“Fight Songs” Explores the South’s History of Racism and its Relationship to Sports

What began as a pure and simple love story that flowered from the storied traditions of college football became, thanks to the pandemic, a more clear-eyed examination of college sports in the South and how it helps define or reinforce what it means to be Southern. Ed Southern’s fourth book, Fight Songs: A Story of Love and Sports in a Complicated South is indeed still a love story with parts history, expose, and admonishment. A lifelong fan of the Wake Forest Demon Deacons, Southern’s name is as coincidental as his meld and marriage into Alabama football. From and of the South, the author begs the question: is the behemoth that is college sports strong enough to move the country past the vestiges of the South’s “peculiar sin?” 

Southern’s wife, Jamie, is from Alabama and the Crimson Tide ebbs and flows through her veins. The two met and bonded over the legacy of Coach Paul “Bear” Bryant, sort of a griot of the gridiron and the nexus for Fight Songs. Southern is forthcoming with his own history, the descendant of land laborers who might have been too poor to own slaves but not completely absolved of slavery’s spoils. Of this, Southern writes, “guilt is passive, and classless. What I take is responsibility.” He suggests that college sports should also own its part for perpetuating the “ugly south” and leverage its power to make change. We saw some signs of a movement in 2020 when Alabama’s five-time national champion head football coach, Nick Saban, and two-time national champion (beating Alabama) Clemson coach, Dabo Swinney marched and rallied with their players during the long, hot summer of protests over racial injustice. It was during this time that more and more symbols of the Confederacy and monuments of its leaders fell. Players refused to take the field under the Confederate flag or to the strains of “Dixie” or with rebel mascots emblazoned across their chests. 

Fans of college football, Southern says, have supported the spectre of player exploitation and, by extension, perpetuated the elitism of attending college. He explains anecdotally and statistically the cycle of multi-billion dollar earnings in college football programs like Alabama and Clemson and the exploitation of college athletes, leading to exploding tuition costs that make college financially out of reach for the poor and largely non-white. These football and basketball powerhouses can demand more to attend their schools and not for the academics, but for the pageantry and savagery presented on the field and on the court. 

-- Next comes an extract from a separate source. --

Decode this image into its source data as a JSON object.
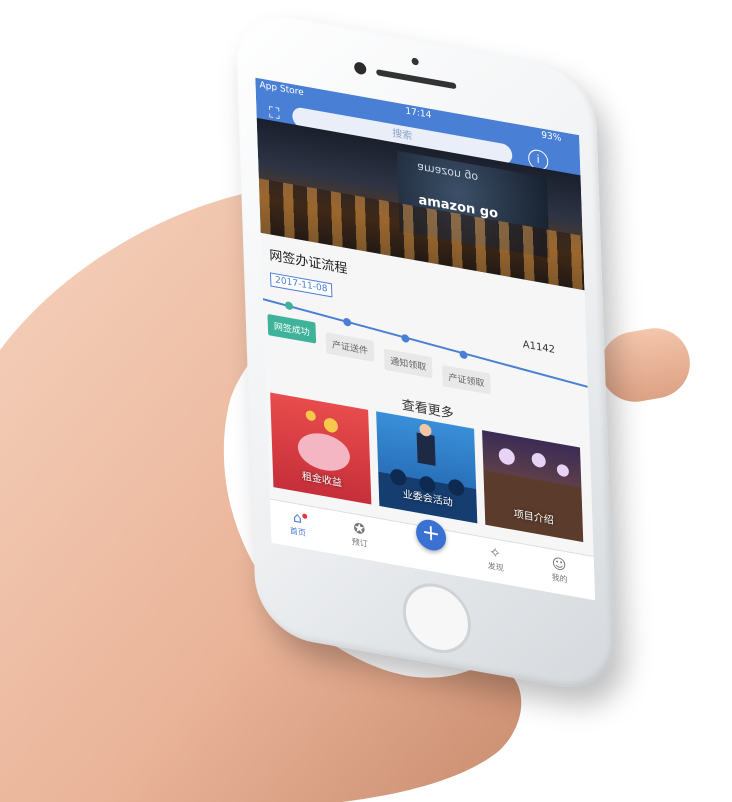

Southern does not defend the South, as he says “O, my loved and lovely South: so often the scapegoat for national sins, so often because we make it so easy.” Instead, he lifts the tattered veil that has never truly hidden what ails it. With words and phrases such as “fixin’ to” and “might could,” Southern lays out the fabric of his home, threadbare from hate, intolerance, and ignorance and weaves in hope that “the South can be redeemed of this history.” Could college football be a driver of this redemption? Southern “spends a lot of words” contemplating this notion. The author juxtaposes Bear Bryant’s mantra, “It’s not the will to win that matters… It’s the will to prepare to win that matters” with the lack of leadership at the onset of the COVID-19 pandemic: “…Millions of Americans were mourning that shouldn’t have been, who wouldn’t have been if those supposed to lead us… had done the least little bit to plan and prepare.” Southern writes, “I’m long past wondering if we could use a lot more of Bryant’s ‘will to prepare to win.'”

Ed Southern, like most college football fans, longs to return to the field of his alma mater, Wake Forest, to Bryant-Denny Stadium on Paul W. Bryant Drive in Tuscaloosa, Alabama, or to “Death Valley” in Clemson, South Carolina and to satisfy his craving for college football again — “the carnival of it, the fanfare, the snap of the snare drums, the order and the open aggression.” While we wait he says, “Tear down every rebel statue and marker in the meantime: Leave us woods and fields to wander in, honeysuckle to pick; give us back clean waters to fish and swim in. Let us never again sing nor whistle ‘Dixie.’ Let us forever pull over for funeral processions and take food to new neighbors — whatever their skin colors or accents, wherever they’re from or of.” Perhaps this is how college football, or its hiatus, can help redeem the “loved and lovely South.”

Fight Songs: A Story of Love and Sports in a Complicated South
By Ed Southern
Published September 7, 2021